In spite of increasingly long and frustrating commutes, the survey found that Washingtonians remain addicted to their cars. Three in four area commuters drive to work alone. Carpooling is no more prevalent here than it is elsewhere in the country. Metro is widely admired but largely bypassed, a boutique transportation system that serves a hard-core constituency but is viewed by most commuters as inconvenient.
Overwhelming majorities of residents in the Virginia and Maryland suburbs and 4 in 10 District residents agree that congestion along their commutes has become progressively worse in the past five years, and most people in each jurisdiction predict that it will only get worse.
Transportation officials and experts said the results show a network in collapse.

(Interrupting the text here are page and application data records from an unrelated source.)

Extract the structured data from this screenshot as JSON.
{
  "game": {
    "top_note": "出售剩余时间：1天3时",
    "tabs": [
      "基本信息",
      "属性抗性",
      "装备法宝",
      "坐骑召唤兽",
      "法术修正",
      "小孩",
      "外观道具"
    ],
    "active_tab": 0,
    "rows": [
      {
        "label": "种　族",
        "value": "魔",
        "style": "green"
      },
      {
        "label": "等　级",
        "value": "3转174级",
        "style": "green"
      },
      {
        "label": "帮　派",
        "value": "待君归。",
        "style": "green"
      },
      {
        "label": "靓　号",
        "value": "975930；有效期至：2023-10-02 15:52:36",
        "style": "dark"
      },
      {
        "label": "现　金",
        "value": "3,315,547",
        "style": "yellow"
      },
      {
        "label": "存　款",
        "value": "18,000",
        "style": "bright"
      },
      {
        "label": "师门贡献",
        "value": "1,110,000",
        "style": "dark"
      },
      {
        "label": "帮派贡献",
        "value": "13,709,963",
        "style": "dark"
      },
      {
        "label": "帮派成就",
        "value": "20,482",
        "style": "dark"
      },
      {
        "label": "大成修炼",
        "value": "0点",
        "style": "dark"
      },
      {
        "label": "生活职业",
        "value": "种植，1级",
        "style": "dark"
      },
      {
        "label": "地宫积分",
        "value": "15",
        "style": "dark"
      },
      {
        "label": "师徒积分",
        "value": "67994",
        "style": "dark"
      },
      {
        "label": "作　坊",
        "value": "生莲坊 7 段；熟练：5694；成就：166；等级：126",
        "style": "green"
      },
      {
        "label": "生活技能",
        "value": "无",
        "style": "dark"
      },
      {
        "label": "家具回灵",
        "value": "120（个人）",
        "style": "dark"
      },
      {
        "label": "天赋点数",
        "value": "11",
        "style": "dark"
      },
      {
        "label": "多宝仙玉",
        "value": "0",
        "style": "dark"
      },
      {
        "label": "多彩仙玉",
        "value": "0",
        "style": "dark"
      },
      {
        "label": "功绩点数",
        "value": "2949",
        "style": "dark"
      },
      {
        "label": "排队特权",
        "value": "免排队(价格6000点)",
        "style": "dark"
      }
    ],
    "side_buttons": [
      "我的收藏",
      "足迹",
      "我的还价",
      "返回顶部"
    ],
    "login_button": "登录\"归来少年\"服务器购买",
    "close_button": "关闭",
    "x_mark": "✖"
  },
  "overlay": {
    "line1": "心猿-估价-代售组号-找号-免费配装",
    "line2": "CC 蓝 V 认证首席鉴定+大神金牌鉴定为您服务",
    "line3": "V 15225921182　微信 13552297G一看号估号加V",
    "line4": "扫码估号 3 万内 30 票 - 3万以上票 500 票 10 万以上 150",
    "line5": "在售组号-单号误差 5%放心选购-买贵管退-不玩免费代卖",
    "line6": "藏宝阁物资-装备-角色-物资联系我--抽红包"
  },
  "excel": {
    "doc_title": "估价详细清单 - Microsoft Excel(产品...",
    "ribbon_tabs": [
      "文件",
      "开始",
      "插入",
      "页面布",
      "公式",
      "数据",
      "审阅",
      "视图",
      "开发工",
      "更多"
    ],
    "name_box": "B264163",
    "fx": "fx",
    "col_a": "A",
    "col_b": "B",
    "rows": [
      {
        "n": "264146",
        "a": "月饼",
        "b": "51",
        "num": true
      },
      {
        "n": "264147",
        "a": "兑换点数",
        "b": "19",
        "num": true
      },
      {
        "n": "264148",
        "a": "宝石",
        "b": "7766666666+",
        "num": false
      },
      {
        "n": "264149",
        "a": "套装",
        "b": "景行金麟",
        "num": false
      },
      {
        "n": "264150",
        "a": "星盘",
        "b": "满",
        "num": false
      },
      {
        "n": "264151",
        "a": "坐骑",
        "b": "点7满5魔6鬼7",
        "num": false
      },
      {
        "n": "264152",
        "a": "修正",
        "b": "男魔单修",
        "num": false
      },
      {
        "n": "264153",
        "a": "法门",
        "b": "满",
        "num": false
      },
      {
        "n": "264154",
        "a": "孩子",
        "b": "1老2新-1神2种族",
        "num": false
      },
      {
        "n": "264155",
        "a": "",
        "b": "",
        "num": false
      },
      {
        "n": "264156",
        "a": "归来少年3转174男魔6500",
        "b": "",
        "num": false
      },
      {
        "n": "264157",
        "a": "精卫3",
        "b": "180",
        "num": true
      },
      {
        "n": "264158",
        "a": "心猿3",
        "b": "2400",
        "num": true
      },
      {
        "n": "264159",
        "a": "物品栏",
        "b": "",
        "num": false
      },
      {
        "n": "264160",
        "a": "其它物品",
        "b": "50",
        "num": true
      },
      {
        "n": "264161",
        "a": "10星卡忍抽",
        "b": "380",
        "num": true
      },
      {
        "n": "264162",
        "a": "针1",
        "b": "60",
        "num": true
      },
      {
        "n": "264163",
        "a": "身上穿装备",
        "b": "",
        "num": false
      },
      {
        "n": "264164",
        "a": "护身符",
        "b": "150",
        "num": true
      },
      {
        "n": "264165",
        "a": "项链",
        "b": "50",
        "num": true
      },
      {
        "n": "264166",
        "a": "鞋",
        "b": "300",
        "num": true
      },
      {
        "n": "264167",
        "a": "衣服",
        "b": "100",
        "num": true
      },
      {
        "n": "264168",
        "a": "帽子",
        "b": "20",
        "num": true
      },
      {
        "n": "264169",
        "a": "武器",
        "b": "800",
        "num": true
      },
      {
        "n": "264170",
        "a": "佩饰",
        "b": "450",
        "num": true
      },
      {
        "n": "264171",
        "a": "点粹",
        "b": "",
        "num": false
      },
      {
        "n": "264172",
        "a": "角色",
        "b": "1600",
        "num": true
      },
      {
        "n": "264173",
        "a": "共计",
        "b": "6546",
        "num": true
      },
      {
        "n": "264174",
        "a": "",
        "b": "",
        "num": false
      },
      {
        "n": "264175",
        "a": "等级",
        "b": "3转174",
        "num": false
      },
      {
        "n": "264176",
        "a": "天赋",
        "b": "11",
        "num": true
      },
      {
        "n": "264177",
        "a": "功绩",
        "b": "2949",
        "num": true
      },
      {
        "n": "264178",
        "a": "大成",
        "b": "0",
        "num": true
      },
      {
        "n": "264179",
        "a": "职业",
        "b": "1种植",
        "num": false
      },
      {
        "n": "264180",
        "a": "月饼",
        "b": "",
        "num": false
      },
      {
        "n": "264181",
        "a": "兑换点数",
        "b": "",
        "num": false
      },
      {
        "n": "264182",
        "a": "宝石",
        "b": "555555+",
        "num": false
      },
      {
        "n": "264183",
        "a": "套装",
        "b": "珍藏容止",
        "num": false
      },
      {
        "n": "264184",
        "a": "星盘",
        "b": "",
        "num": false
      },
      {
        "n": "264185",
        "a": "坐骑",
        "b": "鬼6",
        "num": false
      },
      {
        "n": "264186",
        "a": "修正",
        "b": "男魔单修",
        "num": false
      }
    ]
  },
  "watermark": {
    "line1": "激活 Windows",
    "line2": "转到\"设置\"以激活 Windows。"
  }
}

"Our transportation systems are breaking down and failing," said Virginia Transportation Commissioner Philip A. Shucet. "We are quickly coming to a point where we're not able to provide a minimum level of service in our core transportation needs."
Solid majorities of area residents polled support a variety of big-ticket items to help ease traffic congestion, from extending Metro to Dulles International Airport to building an intercounty connector in the Maryland suburbs. Half would even be willing to pay higher gasoline taxes to fund transportation projects, compared with a third nationally.
Commuters also are taking matters into their own hands: Two-thirds say they have adjusted their travel schedules, moved, changed jobs or transferred to a different work location to ease their commute.
The one thing they seem most unwilling to do is give up their cars, so they accept long and frustrating commutes as the price for other lifestyle choices.
"I endure it," said John Miller, 49, a recruiter for a federal intelligence agency who spends an hour driving the 25 miles from his home in Springfield to his office in Reston. "I have to go to work, I like where I live, so whatever [the commute] is doesn't matter."
To measure attitudes toward commuting, The Post interviewed 1,003 randomly selected adults in the Washington area Jan. 27 to 31. At the same time, The Post joined with ABC News and Time magazine to conduct a nationwide survey of 1,204 adults that asked many of the same questions, allowing a direct comparison between the experiences of area commuters with their counterparts elsewhere.
Government officials said they have all but given up on attempts to do anything extraordinary to solve area transportation problems. Instead, they are trying to broaden commuting options for people by experimenting with such proposals as allowing drivers without passengers to pay to use carpool lanes. But they said there was little they can do if people continue to live farther and farther from their jobs.
"There's nothing we can do to fix it," said Dan Tangherlini, the District's transportation director. "There are things we can do to try to influence it. But it is a little frustrating when most people sit around and agree that people are making all the wrong choices and yet more and more people are doing it."